3. Play mind games. When training sessions begin to get tough I imagine myself on the race course( versus on a treadmill or running in the cold). More times than not I'm picturing myself on the run portion with about 10k left. I begin to think about how hard I have worked to get to this point and to throw in the towel now would be unacceptable. This usually reinstates the fire and casts away the negative voices.
4. Another trick is to develop a simple mantra. Create a phrase that you repeat over and over again in your head. The phrases you chose should be simple and mono syllabic. They should also go with the beat of your cadence. My mantra of choice in the pool is "work-with" I say "work" as my left arm pulls and "with" when my right hand pulls. This is to remind me to work with the water and not against it.
Developing the ability and skills to break through these mentally tough times will most certainly translate to improvement as an endurance athlete.
The 2017 Patriot Half triathlon was to be my curtain call
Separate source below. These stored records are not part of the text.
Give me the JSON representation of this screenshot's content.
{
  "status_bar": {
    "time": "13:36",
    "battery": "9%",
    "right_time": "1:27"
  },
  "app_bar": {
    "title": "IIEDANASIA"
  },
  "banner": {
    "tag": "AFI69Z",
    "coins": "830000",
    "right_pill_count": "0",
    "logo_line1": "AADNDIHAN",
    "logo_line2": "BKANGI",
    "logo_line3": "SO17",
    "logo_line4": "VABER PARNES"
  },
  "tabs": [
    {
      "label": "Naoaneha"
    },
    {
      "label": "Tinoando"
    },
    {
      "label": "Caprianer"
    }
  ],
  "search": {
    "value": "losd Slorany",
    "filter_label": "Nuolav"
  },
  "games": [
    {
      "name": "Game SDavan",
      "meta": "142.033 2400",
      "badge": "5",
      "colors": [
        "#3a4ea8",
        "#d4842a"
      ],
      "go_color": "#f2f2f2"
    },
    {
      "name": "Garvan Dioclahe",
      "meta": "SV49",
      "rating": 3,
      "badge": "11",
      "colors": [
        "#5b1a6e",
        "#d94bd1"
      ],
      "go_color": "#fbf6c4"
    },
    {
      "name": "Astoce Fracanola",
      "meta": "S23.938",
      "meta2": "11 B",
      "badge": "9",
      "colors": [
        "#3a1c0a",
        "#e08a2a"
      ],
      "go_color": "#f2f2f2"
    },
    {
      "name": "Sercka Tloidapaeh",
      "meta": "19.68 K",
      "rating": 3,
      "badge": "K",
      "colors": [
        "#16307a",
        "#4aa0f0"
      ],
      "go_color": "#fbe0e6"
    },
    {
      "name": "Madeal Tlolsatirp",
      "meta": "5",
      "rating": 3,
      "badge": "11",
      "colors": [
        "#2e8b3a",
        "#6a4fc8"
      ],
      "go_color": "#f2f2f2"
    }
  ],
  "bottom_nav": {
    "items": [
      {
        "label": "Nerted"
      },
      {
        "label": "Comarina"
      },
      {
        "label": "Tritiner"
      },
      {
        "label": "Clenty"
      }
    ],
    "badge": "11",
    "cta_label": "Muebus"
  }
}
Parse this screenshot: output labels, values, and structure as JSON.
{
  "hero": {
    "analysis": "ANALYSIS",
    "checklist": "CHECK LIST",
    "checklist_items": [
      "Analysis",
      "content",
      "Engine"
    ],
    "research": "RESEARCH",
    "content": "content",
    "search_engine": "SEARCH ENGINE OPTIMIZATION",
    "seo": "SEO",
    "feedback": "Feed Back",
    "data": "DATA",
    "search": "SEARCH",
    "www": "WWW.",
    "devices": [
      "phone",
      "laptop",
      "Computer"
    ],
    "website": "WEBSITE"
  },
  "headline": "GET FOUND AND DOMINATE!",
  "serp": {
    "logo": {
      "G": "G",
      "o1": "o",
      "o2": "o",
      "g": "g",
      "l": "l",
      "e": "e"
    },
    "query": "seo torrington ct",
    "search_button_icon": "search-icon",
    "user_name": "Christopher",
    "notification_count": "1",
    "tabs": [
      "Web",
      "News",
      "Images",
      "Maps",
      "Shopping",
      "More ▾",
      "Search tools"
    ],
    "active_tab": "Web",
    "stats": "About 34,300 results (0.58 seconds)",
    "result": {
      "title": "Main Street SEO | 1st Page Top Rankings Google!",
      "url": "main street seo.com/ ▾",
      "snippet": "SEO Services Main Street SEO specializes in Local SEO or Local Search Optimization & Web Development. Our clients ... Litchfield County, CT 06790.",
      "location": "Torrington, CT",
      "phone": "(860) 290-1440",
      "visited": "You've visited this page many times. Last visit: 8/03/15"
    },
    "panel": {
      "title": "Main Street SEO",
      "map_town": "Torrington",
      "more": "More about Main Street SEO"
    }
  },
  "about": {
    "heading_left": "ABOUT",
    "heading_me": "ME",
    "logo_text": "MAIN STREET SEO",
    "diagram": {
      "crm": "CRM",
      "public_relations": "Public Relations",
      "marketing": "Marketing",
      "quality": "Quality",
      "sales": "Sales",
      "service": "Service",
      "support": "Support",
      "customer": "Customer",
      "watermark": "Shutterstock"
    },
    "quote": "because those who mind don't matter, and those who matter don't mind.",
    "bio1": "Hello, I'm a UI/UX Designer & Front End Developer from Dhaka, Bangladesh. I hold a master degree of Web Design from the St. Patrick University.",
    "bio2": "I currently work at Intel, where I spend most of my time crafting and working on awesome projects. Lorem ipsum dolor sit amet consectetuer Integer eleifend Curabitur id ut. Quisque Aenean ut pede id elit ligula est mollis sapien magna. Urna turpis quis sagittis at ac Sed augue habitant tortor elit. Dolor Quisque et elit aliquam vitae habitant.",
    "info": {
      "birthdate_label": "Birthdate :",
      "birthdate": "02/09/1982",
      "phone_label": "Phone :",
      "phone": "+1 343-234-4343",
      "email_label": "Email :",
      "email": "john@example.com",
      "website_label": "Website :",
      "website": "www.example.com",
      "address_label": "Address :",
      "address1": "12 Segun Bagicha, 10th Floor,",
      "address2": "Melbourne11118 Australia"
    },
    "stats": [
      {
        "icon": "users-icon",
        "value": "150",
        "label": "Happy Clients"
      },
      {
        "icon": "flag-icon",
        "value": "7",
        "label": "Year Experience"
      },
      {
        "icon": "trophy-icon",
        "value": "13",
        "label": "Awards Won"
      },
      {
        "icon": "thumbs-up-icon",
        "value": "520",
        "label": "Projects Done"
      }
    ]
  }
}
for long course racing. I had envisioned, rehearsed and trained for a perfect
race. This perfect race would have a fantasy ending in which I would leave my
shoes on the mat like wrestlers do after their final match. I crossed the
finish line on Saturday with a smile on my face, a heart on my chest and my
shoes on the mat.Unfortunately it was
not a perfect race yet, I’m at peace.
As race day approached I knew I had put in the training to
become as fit as possible however the levels I achieved would not allow me to
reach my goals.I could have easily
altered my goals and made them more realistic but where is the fun in that? If
this was going to be my last long course race then I was going to have to
maximize my fitness and to take chances throughout the race.
The weather on race morning was 70 degrees, 100% humidity,
overcast and drizzling and would remain that way until about noon.
I was very confident going into the swim and w…
Obviously this is not a video as I had hoped to do but I'm holding myself accountable so here is my update. I have had one, very unique thought during the last month of training which I have never had before, I regularly felt that training was a job. For the first time ever I wasn't having fun while training. It was starting to feel like a job and was consequently changing my attitude toward triathlon. I have always said that when and if I find my limits or if I stop having fun then I will step away from it. Was now the time to graciously bow out? I voiced my concerns and change of attitude to Meliss and reflected quite regularly on why I started to feel this way. As I come to the end of this building block of training I think an answer has emerged. This culminating block of training was focused on running and building speed. While I knew my body would be able to tolerate the increased stress, without fear of injury, I underestimated the impact of that stress and the requir…
And I quote, "The full Iron distance is
weird. I'm glad I did it and I'm proud of my accomplishment, but I kind
of don't think it is as big a deal as many people make it. I still prefer
the 70.3 distance for 2 reasons: I can have a better life balance and you
can actually race it." Yet here we are about 3 months removed from the
completion of your second full distance triathlon, Challenge Roth. If the full
distance didn't set fireworks off inside you the first time then why did you
decide to toe the line again? Hahaha, well, I never said I wasn’t going to
do another full Iron distance race, I just said I preferred 70.3.To better
explain that previous answer of mine, I was trying to get at the idea that many
triathletes feel like you have to complete a 140.6 to be taken seriously which
is so misguided in my opinion.To me,
triathlon is all about challenging yourself and having fun doing something you
love – it’s that simple.So, along those
lines, I was ready…